Spatial Tech Lunch: Alexandru Nichersu

Nov 7, 2017 • Categories: Event | Spatial Tech Lunch

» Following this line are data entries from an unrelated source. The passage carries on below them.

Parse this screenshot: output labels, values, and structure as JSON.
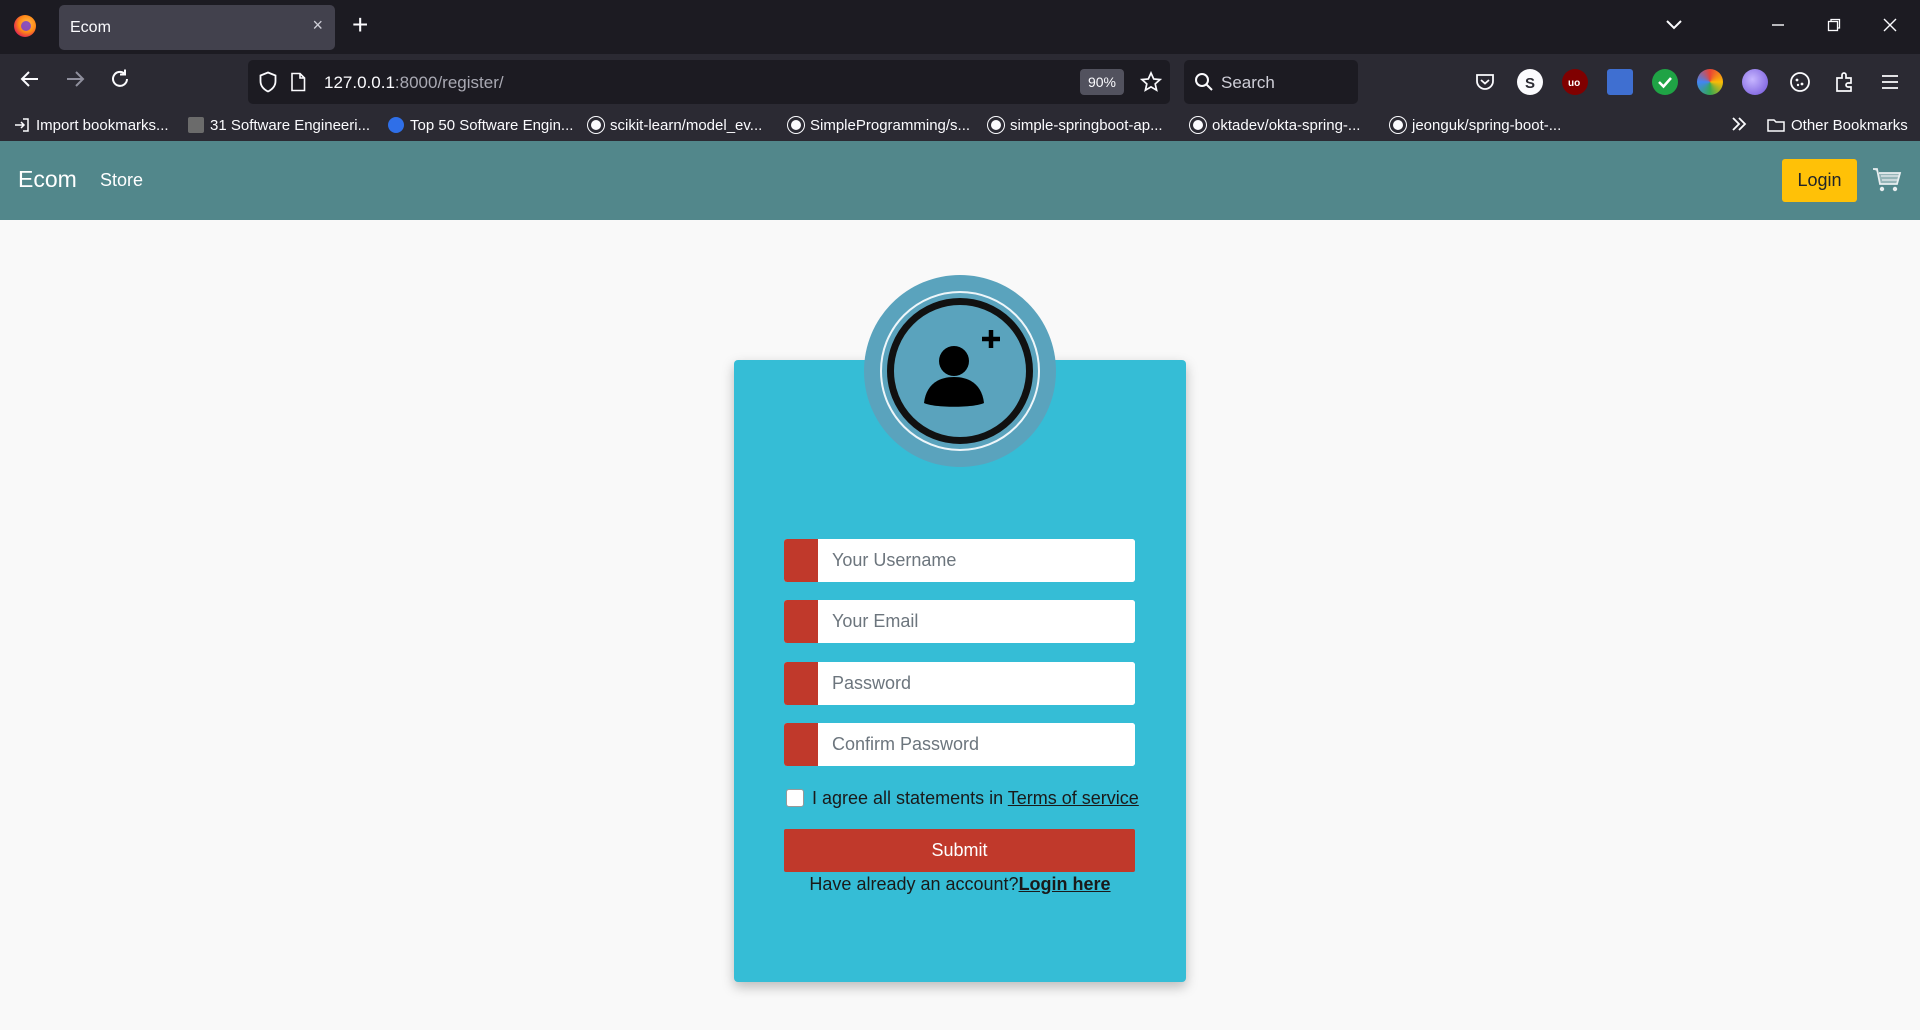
{
  "browser": {
    "tab_title": "Ecom",
    "tab_close": "×",
    "new_tab": "+",
    "url_host": "127.0.0.1",
    "url_path": ":8000/register/",
    "zoom": "90%",
    "search_placeholder": "Search",
    "bookmarks": [
      {
        "label": "Import bookmarks...",
        "icon": "import-icon"
      },
      {
        "label": "31 Software Engineeri...",
        "icon": "bookmark-favicon"
      },
      {
        "label": "Top 50 Software Engin...",
        "icon": "globe-icon"
      },
      {
        "label": "scikit-learn/model_ev...",
        "icon": "github-icon"
      },
      {
        "label": "SimpleProgramming/s...",
        "icon": "github-icon"
      },
      {
        "label": "simple-springboot-ap...",
        "icon": "github-icon"
      },
      {
        "label": "oktadev/okta-spring-...",
        "icon": "github-icon"
      },
      {
        "label": "jeonguk/spring-boot-...",
        "icon": "github-icon"
      }
    ],
    "other_bookmarks": "Other Bookmarks"
  },
  "site": {
    "brand": "Ecom",
    "store_link": "Store",
    "login_button": "Login"
  },
  "form": {
    "username_placeholder": "Your Username",
    "email_placeholder": "Your Email",
    "password_placeholder": "Password",
    "confirm_placeholder": "Confirm Password",
    "agree_text": "I agree all statements in ",
    "terms_link": "Terms of service",
    "submit_label": "Submit",
    "already_text": "Have already an account?",
    "login_here": "Login here"
  },
  "colors": {
    "nav_bg": "#52878b",
    "card_bg": "#35bdd6",
    "accent_red": "#c0392b",
    "login_yellow": "#ffc107"
  }
}
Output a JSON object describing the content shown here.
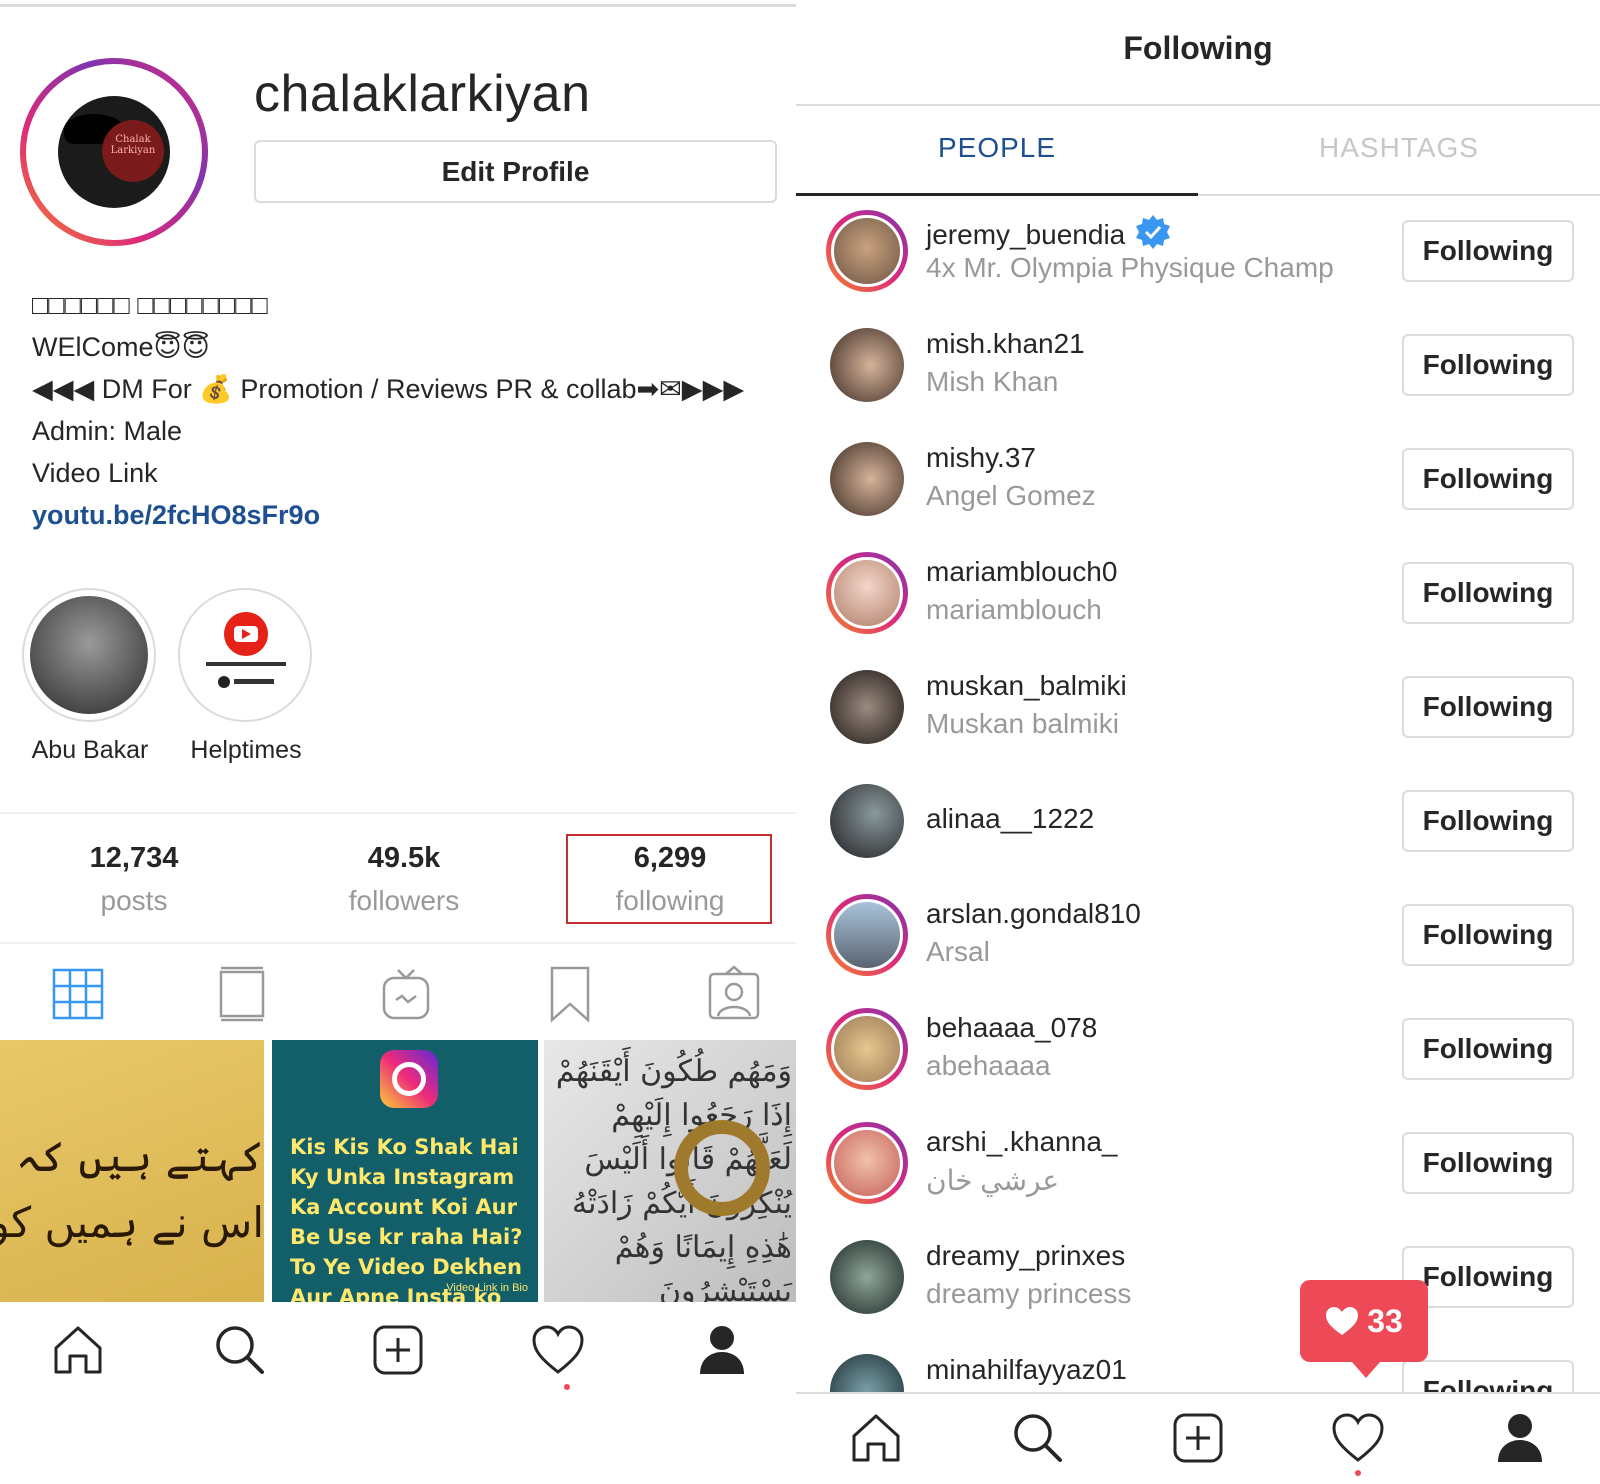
{
  "profile": {
    "username": "chalaklarkiyan",
    "edit_label": "Edit Profile",
    "bio": {
      "line1": "□□□□□□ □□□□□□□□",
      "line2": "WElCome😇😇",
      "line3": "◀◀◀ DM For 💰 Promotion / Reviews PR & collab➡✉▶▶▶",
      "line4": "Admin: Male",
      "line5": "Video Link",
      "link": "youtu.be/2fcHO8sFr9o"
    },
    "highlights": [
      {
        "label": "Abu Bakar"
      },
      {
        "label": "Helptimes"
      }
    ],
    "stats": {
      "posts_num": "12,734",
      "posts_label": "posts",
      "followers_num": "49.5k",
      "followers_label": "followers",
      "following_num": "6,299",
      "following_label": "following"
    },
    "avatar_badge": "Chalak Larkiyan",
    "posts": {
      "tile1_line1": "کہتے ہیں کہ نفرت خراب چیز ہے",
      "tile1_line2": "اس نے ہمیں کونسا جھولا جھلا",
      "tile2_text": "Kis Kis Ko Shak Hai Ky Unka Instagram Ka Account Koi Aur Be Use kr raha Hai? To Ye Video Dekhen Aur Apne Insta ko Secure kren.",
      "tile2_small": "Video Link in Bio",
      "tile3_text": "وَمَهُم طُكُونَ أَيْقَنَهُمْ إِذَا رَجَعُوا إِلَيْهِمْ لَعَلَّهُمْ قَالُوا أَلَيْسَ يُنْكِرُونَ أَيُّكُمْ زَادَتْهُ هَٰذِهِ إِيمَانًا وَهُمْ يَسْتَبْشِرُونَ"
    }
  },
  "following_panel": {
    "title": "Following",
    "tabs": [
      {
        "label": "PEOPLE"
      },
      {
        "label": "HASHTAGS"
      }
    ],
    "button_label": "Following",
    "users": [
      {
        "username": "jeremy_buendia",
        "name": "4x Mr. Olympia Physique Champ",
        "verified": true,
        "story": true
      },
      {
        "username": "mish.khan21",
        "name": "Mish Khan",
        "story": false
      },
      {
        "username": "mishy.37",
        "name": "Angel Gomez",
        "story": false
      },
      {
        "username": "mariamblouch0",
        "name": "mariamblouch",
        "story": true
      },
      {
        "username": "muskan_balmiki",
        "name": "Muskan balmiki",
        "story": false
      },
      {
        "username": "alinaa__1222",
        "name": "",
        "story": false
      },
      {
        "username": "arslan.gondal810",
        "name": "Arsal",
        "story": true
      },
      {
        "username": "behaaaa_078",
        "name": "abehaaaa",
        "story": true
      },
      {
        "username": "arshi_.khanna_",
        "name": "عرشي خان",
        "story": true
      },
      {
        "username": "dreamy_prinxes",
        "name": "dreamy princess",
        "story": false
      },
      {
        "username": "minahilfayyaz01",
        "name": "",
        "story": false
      }
    ],
    "notification_count": "33"
  },
  "colors": {
    "accent_blue": "#1d4f91",
    "notification_red": "#ed4956",
    "highlight_box": "#c62f2f",
    "muted_text": "#999999"
  },
  "icons": {
    "profile_tabs": [
      "grid-icon",
      "feed-icon",
      "igtv-icon",
      "saved-icon",
      "tagged-icon"
    ],
    "bottom_nav": [
      "home-icon",
      "search-icon",
      "add-icon",
      "heart-icon",
      "profile-icon"
    ]
  }
}
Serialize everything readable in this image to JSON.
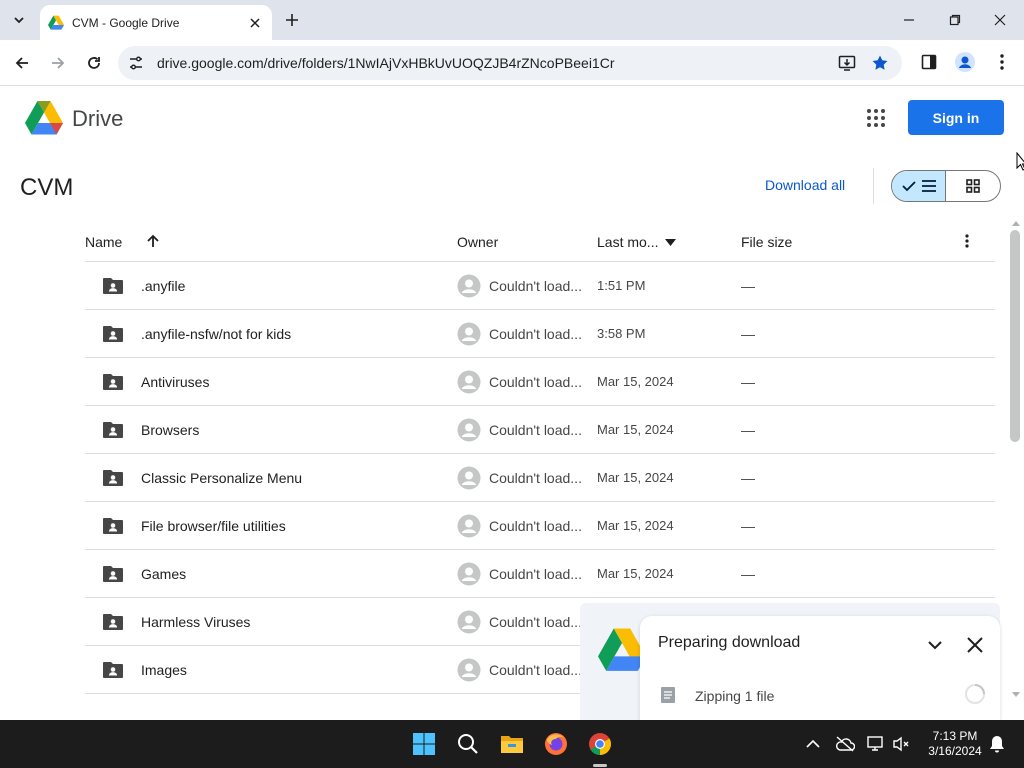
{
  "browser": {
    "tab_title": "CVM - Google Drive",
    "url": "drive.google.com/drive/folders/1NwIAjVxHBkUvUOQZJB4rZNcoPBeei1Cr"
  },
  "drive": {
    "app_name": "Drive",
    "sign_in_label": "Sign in",
    "folder_title": "CVM",
    "download_all_label": "Download all"
  },
  "table": {
    "columns": {
      "name": "Name",
      "owner": "Owner",
      "modified": "Last mo...",
      "size": "File size"
    },
    "rows": [
      {
        "name": ".anyfile",
        "owner": "Couldn't load...",
        "modified": "1:51 PM",
        "size": "—"
      },
      {
        "name": ".anyfile-nsfw/not for kids",
        "owner": "Couldn't load...",
        "modified": "3:58 PM",
        "size": "—"
      },
      {
        "name": "Antiviruses",
        "owner": "Couldn't load...",
        "modified": "Mar 15, 2024",
        "size": "—"
      },
      {
        "name": "Browsers",
        "owner": "Couldn't load...",
        "modified": "Mar 15, 2024",
        "size": "—"
      },
      {
        "name": "Classic Personalize Menu",
        "owner": "Couldn't load...",
        "modified": "Mar 15, 2024",
        "size": "—"
      },
      {
        "name": "File browser/file utilities",
        "owner": "Couldn't load...",
        "modified": "Mar 15, 2024",
        "size": "—"
      },
      {
        "name": "Games",
        "owner": "Couldn't load...",
        "modified": "Mar 15, 2024",
        "size": "—"
      },
      {
        "name": "Harmless Viruses",
        "owner": "Couldn't load...",
        "modified": "",
        "size": ""
      },
      {
        "name": "Images",
        "owner": "Couldn't load...",
        "modified": "",
        "size": ""
      }
    ]
  },
  "download_panel": {
    "title": "Preparing download",
    "status": "Zipping 1 file"
  },
  "taskbar": {
    "time": "7:13 PM",
    "date": "3/16/2024"
  },
  "colors": {
    "accent": "#1a73e8",
    "link": "#0b57d0",
    "toggle_active": "#c2e7ff",
    "tab_strip": "#dfe3eb",
    "taskbar": "#1c1c1c"
  }
}
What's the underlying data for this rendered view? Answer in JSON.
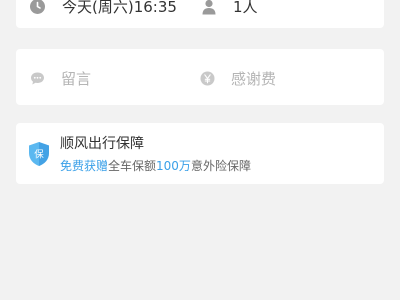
{
  "trip": {
    "time_text": "今天(周六)16:35",
    "passengers_text": "1人"
  },
  "extras": {
    "message_placeholder": "留言",
    "tip_placeholder": "感谢费"
  },
  "guarantee": {
    "title": "顺风出行保障",
    "shield_text": "保",
    "desc_free": "免费获赠",
    "desc_mid": "全车保额",
    "desc_amount": "100万",
    "desc_end": "意外险保障"
  },
  "colors": {
    "accent_blue": "#3aa0e8",
    "icon_gray": "#9a9a9a",
    "shield_light": "#5bb8f0",
    "shield_dark": "#2f8fdd"
  },
  "icons": {
    "time": "clock-icon",
    "passengers": "person-icon",
    "message": "speech-bubble-icon",
    "tip": "yen-icon",
    "guarantee": "shield-icon"
  }
}
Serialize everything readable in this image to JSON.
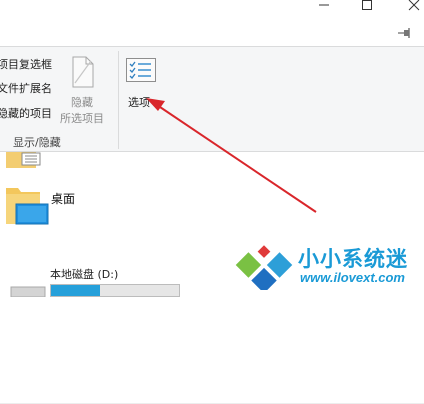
{
  "ribbon": {
    "checkbox_items": [
      {
        "label": "项目复选框"
      },
      {
        "label": "文件扩展名"
      },
      {
        "label": "隐藏的项目"
      }
    ],
    "hide_selected": {
      "line1": "隐藏",
      "line2": "所选项目"
    },
    "options_label": "选项",
    "group_label": "显示/隐藏",
    "help_glyph": "?"
  },
  "pane": {
    "desktop_label": "桌面",
    "drive": {
      "name": "本地磁盘 (D:)",
      "used_fraction": 0.38
    }
  },
  "watermark": {
    "text": "小小系统迷",
    "url": "www.ilovext.com"
  },
  "colors": {
    "accent": "#1a9ad6",
    "annotation_arrow": "#d9262b",
    "drive_fill": "#26a0da"
  }
}
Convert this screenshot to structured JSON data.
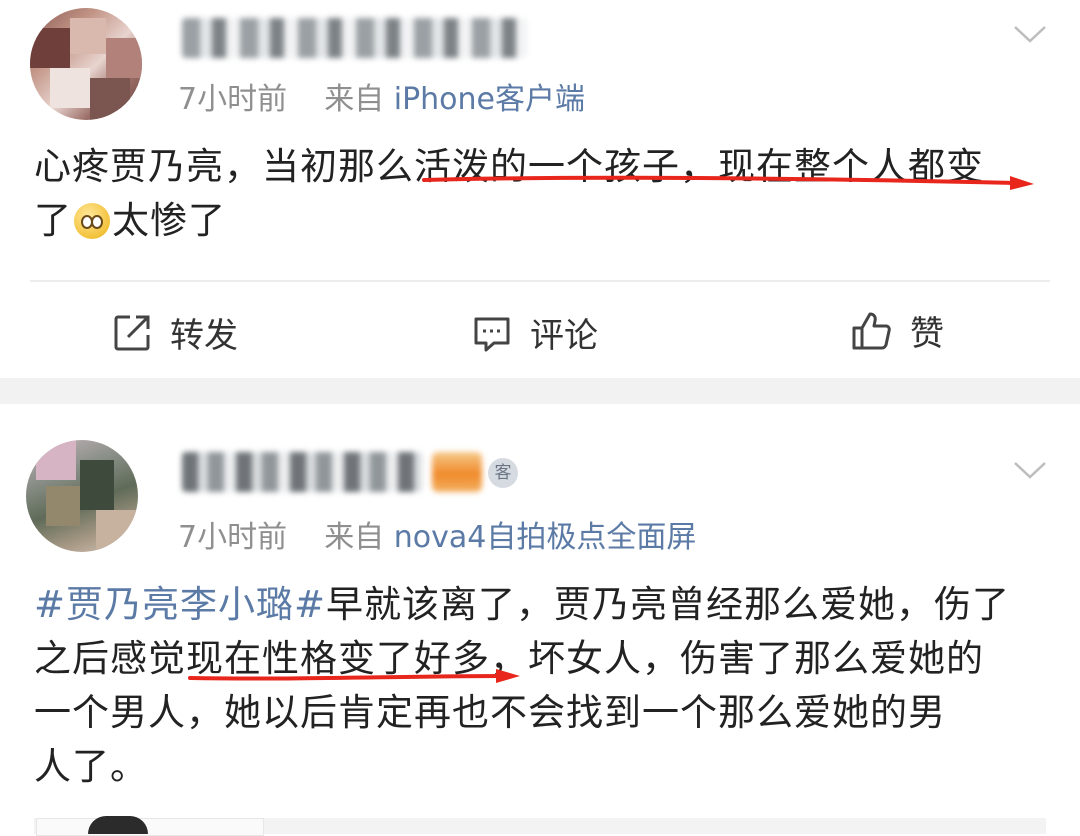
{
  "post1": {
    "time": "7小时前",
    "source_prefix": "来自",
    "source": "iPhone客户端",
    "text_line1": "心疼贾乃亮，当初那么活泼的一个孩子，现在整个人都变",
    "text_line2_a": "了",
    "text_line2_b": "太惨了",
    "emoji_icon": "worried-face-emoji",
    "actions": {
      "repost": "转发",
      "comment": "评论",
      "like": "赞"
    }
  },
  "post2": {
    "time": "7小时前",
    "source_prefix": "来自",
    "source": "nova4自拍极点全面屏",
    "vip_badge": "客",
    "hashtag": "#贾乃亮李小璐#",
    "line1_rest": "早就该离了，贾乃亮曾经那么爱她，伤了",
    "line2": "之后感觉现在性格变了好多，坏女人，伤害了那么爱她的",
    "line3": "一个男人，她以后肯定再也不会找到一个那么爱她的男",
    "line4": "人了。"
  },
  "colors": {
    "link_blue": "#5b7aa5",
    "meta_gray": "#8f8f8f",
    "underline_red": "#e8261c",
    "separator": "#f2f2f2"
  }
}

On Tuesday, November 7, from 12:00–1:00 pm please join us for the next Spatial Technology Lunch in the Center for Spatial Studies (Phelps Hall 3512). This semi-regular series, hosted by spatial@ucsb, aims to promote discussion and interaction within the university’s spatial technology community. Please RSVP to Crystal Bae (cbae@spatial.ucsb.edu) by Sunday, November 5. Pizza and drinks will be provided. Spatio-temporal data integration for an integrated approach in the modelling of the city wide energy chain Alexandru Nichersu Abstract: With energy simulations of different complexity levels for smart cities and the concurrent IoT revolution we have observed an increase in the demand of spatial awareness for data coming from the energy sector. The measured or simulated data requires interoperability with semantical city models which allows for the quantification of environmental influences by using different spatial algorithms. In the presentation we describe our proposed approach to the integration of this data with both spatial and temporal variation. Alexandru Nichersu works in Energy Planning and Geosimulation at EIFER, the European Institute for Energy...